(Data shown begins)

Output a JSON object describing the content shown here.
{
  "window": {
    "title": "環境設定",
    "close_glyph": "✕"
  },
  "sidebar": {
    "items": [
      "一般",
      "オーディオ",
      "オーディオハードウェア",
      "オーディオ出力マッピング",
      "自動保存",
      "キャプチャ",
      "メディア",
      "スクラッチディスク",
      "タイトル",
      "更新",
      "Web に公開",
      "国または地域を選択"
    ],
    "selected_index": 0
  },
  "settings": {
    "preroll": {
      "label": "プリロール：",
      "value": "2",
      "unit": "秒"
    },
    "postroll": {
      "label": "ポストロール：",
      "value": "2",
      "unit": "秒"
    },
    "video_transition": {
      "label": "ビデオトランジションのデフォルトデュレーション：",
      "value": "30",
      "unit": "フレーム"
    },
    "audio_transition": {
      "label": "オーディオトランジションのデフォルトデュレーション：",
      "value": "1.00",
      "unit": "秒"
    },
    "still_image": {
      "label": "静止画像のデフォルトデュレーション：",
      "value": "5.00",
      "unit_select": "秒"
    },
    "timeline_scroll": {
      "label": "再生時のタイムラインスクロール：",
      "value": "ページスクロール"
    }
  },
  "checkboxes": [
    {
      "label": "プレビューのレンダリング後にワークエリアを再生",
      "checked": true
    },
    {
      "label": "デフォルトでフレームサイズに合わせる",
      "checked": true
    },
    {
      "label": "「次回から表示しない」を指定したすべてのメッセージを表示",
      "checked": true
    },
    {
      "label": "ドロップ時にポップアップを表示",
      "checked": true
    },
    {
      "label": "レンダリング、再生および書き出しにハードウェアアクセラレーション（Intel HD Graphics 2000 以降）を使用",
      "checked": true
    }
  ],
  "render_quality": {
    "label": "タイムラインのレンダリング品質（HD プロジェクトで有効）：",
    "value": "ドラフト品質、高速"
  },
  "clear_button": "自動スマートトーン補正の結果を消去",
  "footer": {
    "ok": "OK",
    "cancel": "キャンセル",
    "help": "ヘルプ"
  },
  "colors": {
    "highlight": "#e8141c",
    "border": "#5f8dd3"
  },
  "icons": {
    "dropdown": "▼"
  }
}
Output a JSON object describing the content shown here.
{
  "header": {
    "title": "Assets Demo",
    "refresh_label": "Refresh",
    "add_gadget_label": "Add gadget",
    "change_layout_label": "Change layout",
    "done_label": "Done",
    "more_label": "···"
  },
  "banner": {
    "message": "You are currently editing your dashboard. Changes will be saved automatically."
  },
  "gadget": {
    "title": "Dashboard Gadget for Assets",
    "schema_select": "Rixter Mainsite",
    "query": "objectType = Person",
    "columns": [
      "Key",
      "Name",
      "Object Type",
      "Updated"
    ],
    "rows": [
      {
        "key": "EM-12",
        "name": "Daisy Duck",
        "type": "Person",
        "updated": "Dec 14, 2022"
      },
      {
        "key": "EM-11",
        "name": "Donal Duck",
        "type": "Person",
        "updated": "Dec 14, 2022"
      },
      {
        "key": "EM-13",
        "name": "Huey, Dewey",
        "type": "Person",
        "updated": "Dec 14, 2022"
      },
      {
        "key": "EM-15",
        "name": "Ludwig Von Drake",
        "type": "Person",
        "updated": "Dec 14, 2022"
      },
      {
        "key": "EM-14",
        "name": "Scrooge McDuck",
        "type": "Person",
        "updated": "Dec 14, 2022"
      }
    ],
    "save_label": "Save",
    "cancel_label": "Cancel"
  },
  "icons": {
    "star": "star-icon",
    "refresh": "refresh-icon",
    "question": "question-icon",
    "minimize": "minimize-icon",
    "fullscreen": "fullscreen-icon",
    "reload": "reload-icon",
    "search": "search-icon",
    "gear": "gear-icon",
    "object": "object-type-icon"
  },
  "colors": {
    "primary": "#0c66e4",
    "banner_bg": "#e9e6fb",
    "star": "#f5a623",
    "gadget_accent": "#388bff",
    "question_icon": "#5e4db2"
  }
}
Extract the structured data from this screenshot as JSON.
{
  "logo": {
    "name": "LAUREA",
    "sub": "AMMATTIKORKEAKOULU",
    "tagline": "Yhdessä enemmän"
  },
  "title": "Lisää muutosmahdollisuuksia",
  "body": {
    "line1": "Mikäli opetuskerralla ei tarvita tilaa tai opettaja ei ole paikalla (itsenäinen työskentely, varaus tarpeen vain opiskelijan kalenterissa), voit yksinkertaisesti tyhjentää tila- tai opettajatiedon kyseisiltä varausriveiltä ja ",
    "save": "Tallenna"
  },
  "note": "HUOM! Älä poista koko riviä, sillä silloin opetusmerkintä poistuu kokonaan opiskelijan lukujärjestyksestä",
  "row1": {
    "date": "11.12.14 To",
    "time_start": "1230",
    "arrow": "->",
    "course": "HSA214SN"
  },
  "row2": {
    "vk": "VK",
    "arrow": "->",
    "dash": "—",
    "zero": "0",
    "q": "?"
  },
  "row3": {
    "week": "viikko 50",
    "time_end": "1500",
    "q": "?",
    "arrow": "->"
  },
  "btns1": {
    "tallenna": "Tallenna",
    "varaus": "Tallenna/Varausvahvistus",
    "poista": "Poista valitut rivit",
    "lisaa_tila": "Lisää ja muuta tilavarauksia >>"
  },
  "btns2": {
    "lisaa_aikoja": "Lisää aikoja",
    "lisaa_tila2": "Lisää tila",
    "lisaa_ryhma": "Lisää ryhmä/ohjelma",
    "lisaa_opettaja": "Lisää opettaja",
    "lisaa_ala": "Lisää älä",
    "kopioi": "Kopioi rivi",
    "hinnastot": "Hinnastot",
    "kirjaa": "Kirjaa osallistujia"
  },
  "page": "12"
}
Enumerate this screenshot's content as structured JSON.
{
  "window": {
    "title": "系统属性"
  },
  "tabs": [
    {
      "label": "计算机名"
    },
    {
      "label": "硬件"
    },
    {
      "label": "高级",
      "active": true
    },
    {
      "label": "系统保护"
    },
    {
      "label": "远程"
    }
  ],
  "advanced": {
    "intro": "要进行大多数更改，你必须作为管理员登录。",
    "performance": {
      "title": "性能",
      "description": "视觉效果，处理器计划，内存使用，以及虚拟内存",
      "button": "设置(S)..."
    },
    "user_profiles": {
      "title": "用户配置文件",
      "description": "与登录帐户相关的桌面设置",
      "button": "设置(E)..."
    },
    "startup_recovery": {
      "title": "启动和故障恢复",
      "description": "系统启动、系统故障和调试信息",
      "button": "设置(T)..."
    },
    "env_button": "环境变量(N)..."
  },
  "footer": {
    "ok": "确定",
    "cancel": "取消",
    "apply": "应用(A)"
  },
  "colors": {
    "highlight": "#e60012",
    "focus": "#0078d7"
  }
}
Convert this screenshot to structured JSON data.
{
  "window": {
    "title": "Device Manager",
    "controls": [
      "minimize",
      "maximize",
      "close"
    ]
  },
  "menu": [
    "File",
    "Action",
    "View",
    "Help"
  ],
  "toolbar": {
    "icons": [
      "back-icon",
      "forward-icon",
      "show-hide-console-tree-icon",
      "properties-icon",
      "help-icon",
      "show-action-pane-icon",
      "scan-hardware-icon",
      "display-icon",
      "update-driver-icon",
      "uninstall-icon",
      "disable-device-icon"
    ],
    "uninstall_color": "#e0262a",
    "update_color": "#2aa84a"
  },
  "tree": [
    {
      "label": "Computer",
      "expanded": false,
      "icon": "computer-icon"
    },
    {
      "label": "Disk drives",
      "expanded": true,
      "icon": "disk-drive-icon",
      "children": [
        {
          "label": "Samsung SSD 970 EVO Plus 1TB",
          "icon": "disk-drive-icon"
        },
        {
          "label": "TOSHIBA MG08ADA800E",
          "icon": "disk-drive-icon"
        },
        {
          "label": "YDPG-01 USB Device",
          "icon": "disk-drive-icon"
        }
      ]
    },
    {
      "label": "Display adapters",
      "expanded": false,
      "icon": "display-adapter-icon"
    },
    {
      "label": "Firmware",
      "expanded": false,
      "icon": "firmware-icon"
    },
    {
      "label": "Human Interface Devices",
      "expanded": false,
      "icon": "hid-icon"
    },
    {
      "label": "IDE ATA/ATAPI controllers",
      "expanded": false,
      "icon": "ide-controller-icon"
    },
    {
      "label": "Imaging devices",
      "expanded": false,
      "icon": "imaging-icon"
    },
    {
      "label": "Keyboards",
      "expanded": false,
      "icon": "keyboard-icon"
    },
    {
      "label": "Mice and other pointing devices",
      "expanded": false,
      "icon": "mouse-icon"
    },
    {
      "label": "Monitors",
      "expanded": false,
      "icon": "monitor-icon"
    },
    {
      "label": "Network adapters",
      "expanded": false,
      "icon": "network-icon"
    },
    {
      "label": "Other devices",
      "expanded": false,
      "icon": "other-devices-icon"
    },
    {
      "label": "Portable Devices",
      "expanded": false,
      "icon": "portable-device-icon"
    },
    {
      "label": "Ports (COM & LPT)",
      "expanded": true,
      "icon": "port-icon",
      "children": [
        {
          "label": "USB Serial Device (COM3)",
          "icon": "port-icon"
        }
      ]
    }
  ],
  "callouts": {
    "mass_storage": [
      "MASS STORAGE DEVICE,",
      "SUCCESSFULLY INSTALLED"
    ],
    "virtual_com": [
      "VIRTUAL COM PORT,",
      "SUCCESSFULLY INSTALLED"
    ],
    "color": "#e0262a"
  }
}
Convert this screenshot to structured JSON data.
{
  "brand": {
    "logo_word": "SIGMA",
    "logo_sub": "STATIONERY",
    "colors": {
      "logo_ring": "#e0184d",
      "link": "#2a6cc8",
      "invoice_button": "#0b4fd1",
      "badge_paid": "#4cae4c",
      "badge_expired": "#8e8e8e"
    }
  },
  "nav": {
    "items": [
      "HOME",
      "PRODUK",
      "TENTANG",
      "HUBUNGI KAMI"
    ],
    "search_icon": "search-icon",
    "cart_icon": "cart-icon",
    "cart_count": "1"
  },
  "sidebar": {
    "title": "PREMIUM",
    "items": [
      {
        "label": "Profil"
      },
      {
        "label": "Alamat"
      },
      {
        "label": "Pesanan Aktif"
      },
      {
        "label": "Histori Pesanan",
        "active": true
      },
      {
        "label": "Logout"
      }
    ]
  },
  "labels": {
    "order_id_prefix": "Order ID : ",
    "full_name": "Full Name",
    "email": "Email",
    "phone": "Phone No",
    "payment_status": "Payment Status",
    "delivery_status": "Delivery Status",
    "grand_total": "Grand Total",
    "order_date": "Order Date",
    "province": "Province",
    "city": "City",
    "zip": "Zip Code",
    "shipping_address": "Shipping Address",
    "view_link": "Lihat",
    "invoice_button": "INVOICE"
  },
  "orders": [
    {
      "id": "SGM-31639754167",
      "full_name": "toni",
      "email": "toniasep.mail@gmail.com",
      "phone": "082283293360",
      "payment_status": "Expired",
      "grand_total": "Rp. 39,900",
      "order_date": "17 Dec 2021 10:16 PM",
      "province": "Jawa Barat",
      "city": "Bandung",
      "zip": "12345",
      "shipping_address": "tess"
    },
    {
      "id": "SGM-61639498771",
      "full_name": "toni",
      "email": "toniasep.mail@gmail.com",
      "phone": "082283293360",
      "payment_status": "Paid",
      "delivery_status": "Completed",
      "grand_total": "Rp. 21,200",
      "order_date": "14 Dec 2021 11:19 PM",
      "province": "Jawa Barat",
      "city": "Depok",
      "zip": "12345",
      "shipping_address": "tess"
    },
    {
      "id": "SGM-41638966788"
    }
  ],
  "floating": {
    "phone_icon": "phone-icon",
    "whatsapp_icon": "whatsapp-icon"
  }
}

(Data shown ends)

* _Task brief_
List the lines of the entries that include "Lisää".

* _Result_
  "title": "Lisää muutosmahdollisuuksia",
    "lisaa_tila": "Lisää ja muuta tilavarauksia >>"
    "lisaa_aikoja": "Lisää aikoja",
    "lisaa_tila2": "Lisää tila",
    "lisaa_ryhma": "Lisää ryhmä/ohjelma",
    "lisaa_opettaja": "Lisää opettaja",
    "lisaa_ala": "Lisää älä",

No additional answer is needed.